Joique Bell: 'I get mental reps every play'

Posted May 29, 2014

Joique Bell hasn’t caught any passes or carried the ball in the Lions’ OTA practices, but he isn’t taking any plays off, either.

Joique Bell hasn’t caught any passes or carried the ball in the Lions’ OTA practices, but he isn’t taking any plays off, either.

He keeps his mind in the game, even while his body is keeping him from participating physically.

Joique BellRB Joique Bell (Photo: Detroit Lions)

Bell and Reggie Bush are expected to combine to give the Lions one of the NFL’s top running-back duos again like they did last year, but Bell is being held out of practice while he recovers from a knee injury.

Even though he isn’t running through drills with his teammates, Bell is not an idle spectator in practice.

“I get mental reps every play,” Bell said after Wednesday’s practice. “I’m not just out there watching them practice. I get mental reps during our drills with our quarterback. I walk through with the 7-on-7.

“I take mental reps on every single play. Mental reps are just as important as going out there and getting physical reps.”

A quick take on the tailback position: The Lions have built depth there, with support behind Bell and Bush.

Bush and Bell combined for 2,679 yards and 15 TDs last year. Bush rushed for 1,006 yards and 4 TDs; Bell gained 650 yards and 8 TDs. Bush added 54 catches for 506 yards and 3 TDs; Bell had 53 catches for 547 yards without a score.

Competing behind them for depth at tailback are Theo Riddick, who showed promise as a rookie, and Mikel Leshoure, who’s looking to establish himself as part of the rotation after getting only two carries last year.

The Lions thought enough of Bell to sign him in March to a three-year contract worth a reported $9.3 million to keep him from entering the market as a restricted free agent.

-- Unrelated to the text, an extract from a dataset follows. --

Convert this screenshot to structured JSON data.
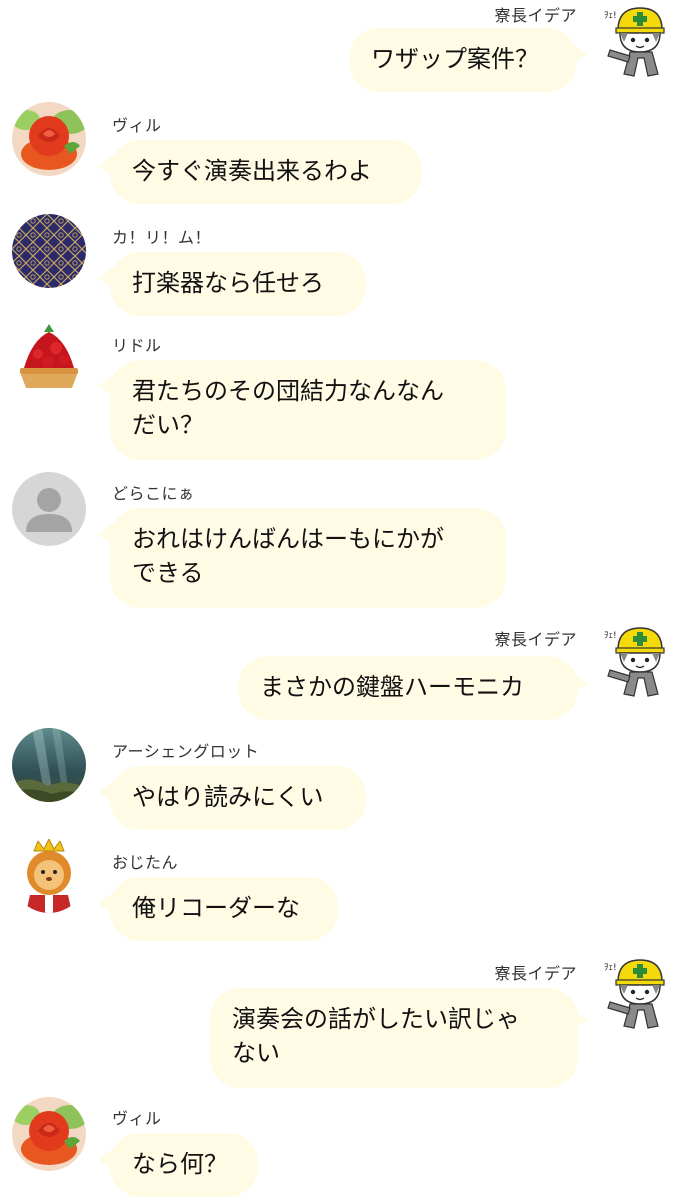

Bell’s body will tell him when it’s time to practice.

“I’m going to give you my exact timetable,” he said. “My timetable is, I’m working as hard as I can to get back as soon as I can. As soon as I feel I’m at a position where I can go out there and I won’t hurt myself, that’s when I’ll be back out there.”

Bell spent time in New Orleans, where new offensive coordinator Joe Lombardi was an assistant, and he played for head coach Jim Caldwell in Indianapolis. That experience should have given him a jump on his teammates in learning a new offense.

“I’m not going to say it was relatively easy, but it was easier than (it was) for most of the other players,” Bell said. “A lot of it came back to me as we kept going over it. Definitely, it’s a lot like New Orleans, but at the same time there’s a lot of stuff we did last year that we were really good at.

“We have the ability on this team to do what we want to in order to win games. If we want to run, we’re going to run. In the past they said the Lions didn’t have a running game. We have a running game now.”